between the most intimate details and the most sweeping panoramas, and left me changed
by his insights."
— Joan Silber, author of Ideas of Heaven
"An irresistible title; I did not resist. I read this book with great pleasure,
delighted by the unexpected yet perfectly apt conjunctions, by the grace and economy
with which the episodes from Darwin?s life and key concepts of his work are transposed
into a ?natural history? of the self with a poet?s sense of the telling detail."
— Andrea Barrett, author of Ship Fever and Servants of the Map
"Not only is this book beautifully written, fascinating, incredibly original and
with a great title, but it says something about the human race that is truly profound.
I don?t know when I have read anything more pertinent or exciting."
— Elizabeth Marshall Thomas, author of The Hidden Lives of Dogs and
The Old Way: The Story of the First People
"An unusual historian, Fries wears the story of his life on his feet in specially
constructed orthopedic shoes ... In Charles Darwin and Alfred Wallace, Fries recognizes
a pair of intellectual adventurers whose research?now in isolation, now in concert,
now in conflict?illuminates his own quest to adapt to an ever-shifting environment
... Few are the writers who can so deftly weave science into personal reflections,
compellingly reminding readers of the still unfathomable mystery of one terrestrial
"A beautiful and truly original book, for the quality of mind and language I found
in it. Fries?s reflections on adaptation led me to think in a new way about my own
life of adaptations."
— Adrienne Rich
"A beautiful account blending memory, information and insight so elegantly and uniquely.
Reading this book is a rewarding, absorbing experience."
— Joanna Scott, author, Various Antidotes
"Fascinating?.With incisive passion, Fries argues that the ideas of Darwin and Wallace
yield insights into how disability fits into culture?. People adapt in order to
survive just as species do. The History of My Shoes and the Evolution of Darwin?s
Theory will take you on a remarkable journey of memoir, disability, and culture."
— Kathi Wolfe, The Washington Blade
"In this quietly revolutionary book, Fries gives us his own story, side-by-side
with that of Darwin's. This juxtaposition is startling, revelatory, and ultimately
redemptive. Big-hearted, generous, deeply human, this is the next wave in identity
politics, and you're going to love it."
— Alison Smith, author of Name All the Animals
"Kenny Fries explores both 'able-bodiedness' and the legacies of Darwin's theory
while literally traveling the world. There is no book quite like this and no one

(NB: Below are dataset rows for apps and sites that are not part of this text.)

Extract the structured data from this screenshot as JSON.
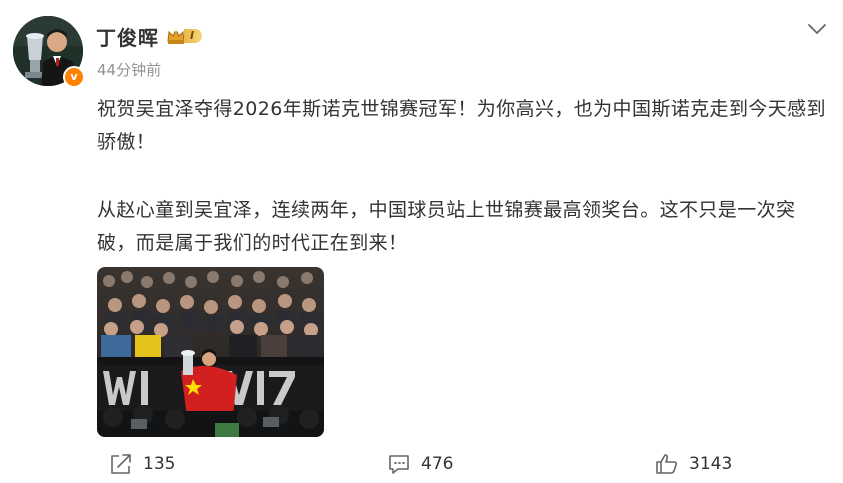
{
  "user": {
    "name": "丁俊晖",
    "level": "I",
    "verified_mark": "v",
    "timestamp": "44分钟前"
  },
  "post": {
    "paragraphs": [
      "祝贺吴宜泽夺得2026年斯诺克世锦赛冠军！为你高兴，也为中国斯诺克走到今天感到骄傲！",
      "从赵心童到吴宜泽，连续两年，中国球员站上世锦赛最高领奖台。这不只是一次突破，而是属于我们的时代正在到来！"
    ],
    "photo_banner_text": "WI  VI7"
  },
  "footer": {
    "repost_count": "135",
    "comment_count": "476",
    "like_count": "3143"
  },
  "icons": {
    "more": "chevron-down-icon",
    "repost": "share-arrow-icon",
    "comment": "comment-bubble-icon",
    "like": "thumbs-up-icon",
    "level": "crown-icon"
  },
  "colors": {
    "accent": "#ff8200",
    "muted_text": "#939393",
    "level_gold": "#e9b84a"
  }
}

who reads these pages will ever forget them. This is a history of our bodies and
a travelouge through landscapes and cultural signs that everyone should read in
our post-colonial millennium."

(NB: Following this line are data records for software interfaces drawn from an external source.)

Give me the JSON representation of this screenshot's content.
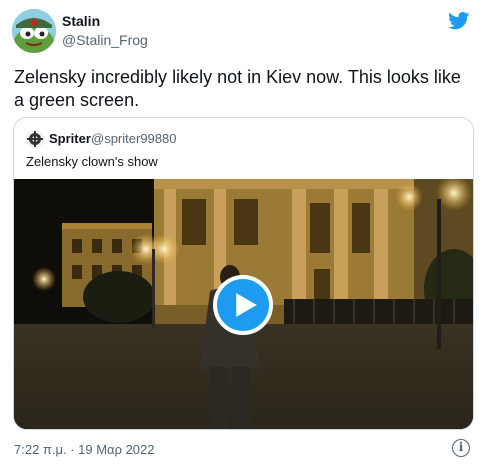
{
  "author": {
    "name": "Stalin",
    "handle": "@Stalin_Frog",
    "avatar_icon": "frog-with-star-cap-avatar"
  },
  "brand": {
    "icon": "twitter-bird-icon",
    "color": "#1d9bf0"
  },
  "tweet": {
    "text": "Zelensky incredibly likely not in Kiev now. This looks like a green screen."
  },
  "quoted": {
    "name": "Spriter",
    "handle": "@spriter99880",
    "text": "Zelensky clown's show",
    "avatar_icon": "spriter-logo-avatar",
    "media": {
      "type": "video",
      "play_icon": "play-icon",
      "play_color": "#1d9bf0"
    }
  },
  "footer": {
    "timestamp": "7:22 π.μ. · 19 Μαρ 2022",
    "info_icon": "info-icon",
    "info_glyph": "i"
  }
}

— Stephen Kuusisto, author of Planet of the Blind and Eavesdropping:
A Memoir of Blindness and Listening
"Alternating between accounts of Charles Darwin's and Alfred Russel Wallace's investigations

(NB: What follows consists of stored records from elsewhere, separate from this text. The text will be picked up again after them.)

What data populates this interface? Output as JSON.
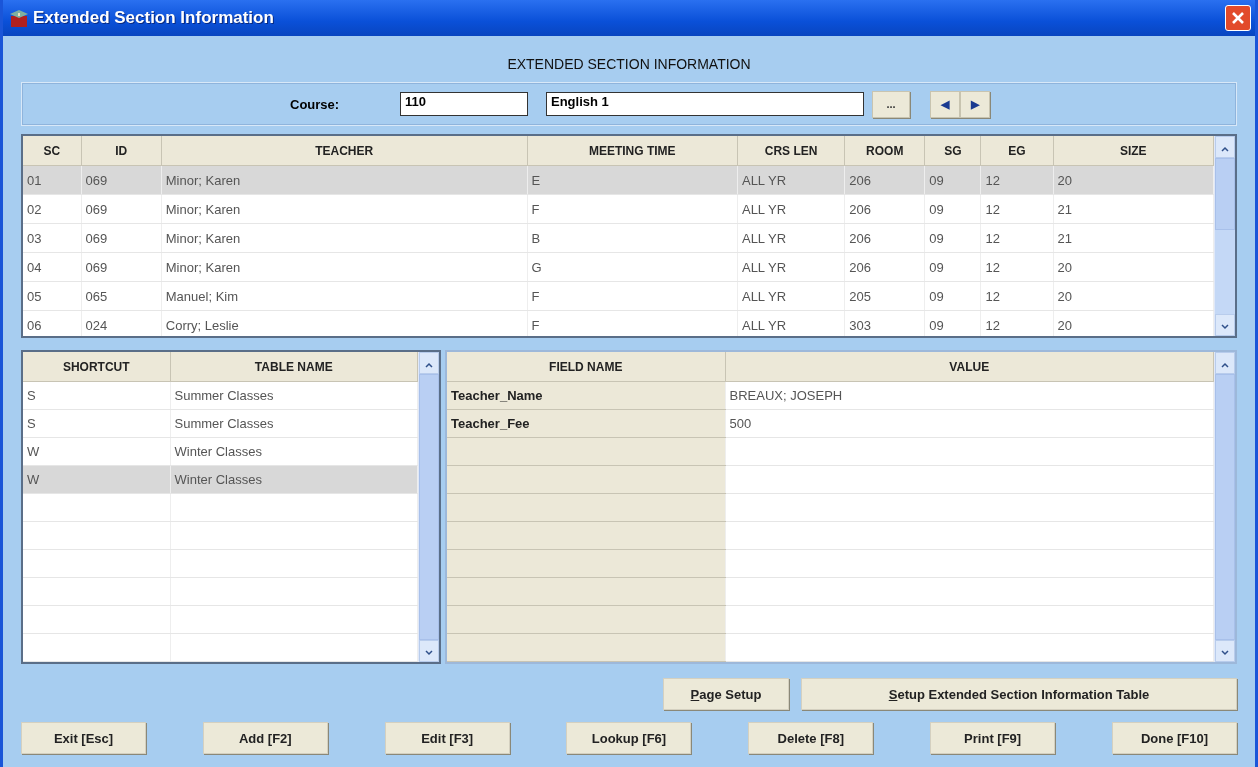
{
  "window": {
    "title": "Extended Section Information"
  },
  "heading": "EXTENDED SECTION INFORMATION",
  "course": {
    "label": "Course:",
    "code": "110",
    "name": "English 1",
    "browse_button": "...",
    "prev_button": "◀",
    "next_button": "▶"
  },
  "sections": {
    "columns": [
      "SC",
      "ID",
      "TEACHER",
      "MEETING TIME",
      "CRS LEN",
      "ROOM",
      "SG",
      "EG",
      "SIZE"
    ],
    "rows": [
      {
        "cells": [
          "01",
          "069",
          "Minor; Karen",
          "E",
          "ALL YR",
          "206",
          "09",
          "12",
          "20"
        ],
        "selected": true
      },
      {
        "cells": [
          "02",
          "069",
          "Minor; Karen",
          "F",
          "ALL YR",
          "206",
          "09",
          "12",
          "21"
        ],
        "selected": false
      },
      {
        "cells": [
          "03",
          "069",
          "Minor; Karen",
          "B",
          "ALL YR",
          "206",
          "09",
          "12",
          "21"
        ],
        "selected": false
      },
      {
        "cells": [
          "04",
          "069",
          "Minor; Karen",
          "G",
          "ALL YR",
          "206",
          "09",
          "12",
          "20"
        ],
        "selected": false
      },
      {
        "cells": [
          "05",
          "065",
          "Manuel; Kim",
          "F",
          "ALL YR",
          "205",
          "09",
          "12",
          "20"
        ],
        "selected": false
      },
      {
        "cells": [
          "06",
          "024",
          "Corry; Leslie",
          "F",
          "ALL YR",
          "303",
          "09",
          "12",
          "20"
        ],
        "selected": false
      }
    ]
  },
  "tables": {
    "columns": [
      "SHORTCUT",
      "TABLE NAME"
    ],
    "rows": [
      {
        "shortcut": "S",
        "table_name": "Summer Classes",
        "selected": false
      },
      {
        "shortcut": "S",
        "table_name": "Summer Classes",
        "selected": false
      },
      {
        "shortcut": "W",
        "table_name": "Winter Classes",
        "selected": false
      },
      {
        "shortcut": "W",
        "table_name": "Winter Classes",
        "selected": true
      }
    ]
  },
  "fields": {
    "columns": [
      "FIELD NAME",
      "VALUE"
    ],
    "rows": [
      {
        "field_name": "Teacher_Name",
        "value": "BREAUX; JOSEPH"
      },
      {
        "field_name": "Teacher_Fee",
        "value": "500"
      }
    ]
  },
  "setup_buttons": [
    {
      "label": "Page Setup",
      "access_key_underlined": true
    },
    {
      "label": "Setup Extended Section Information Table",
      "access_key_underlined": true
    }
  ],
  "buttons": [
    "Exit [Esc]",
    "Add [F2]",
    "Edit [F3]",
    "Lookup [F6]",
    "Delete [F8]",
    "Print [F9]",
    "Done [F10]"
  ]
}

of adaptation and variation and his own challenging odyssey as a disabled man, the
author offers us a unique take on the idea of ?survival of the fittest.? Not only
a riveting and colorful account of Darwin's and Wallace's journeys and discoveries
but a story of personal evolution and the capacity for change under duress, this
is an unforgettable and inspiring book."
— L. Paus, Eliott Bay Book Company Book Notes
Preview: Some of the illustrations in the book, by Ian Jehle
Copyright 2007 Kenny Fries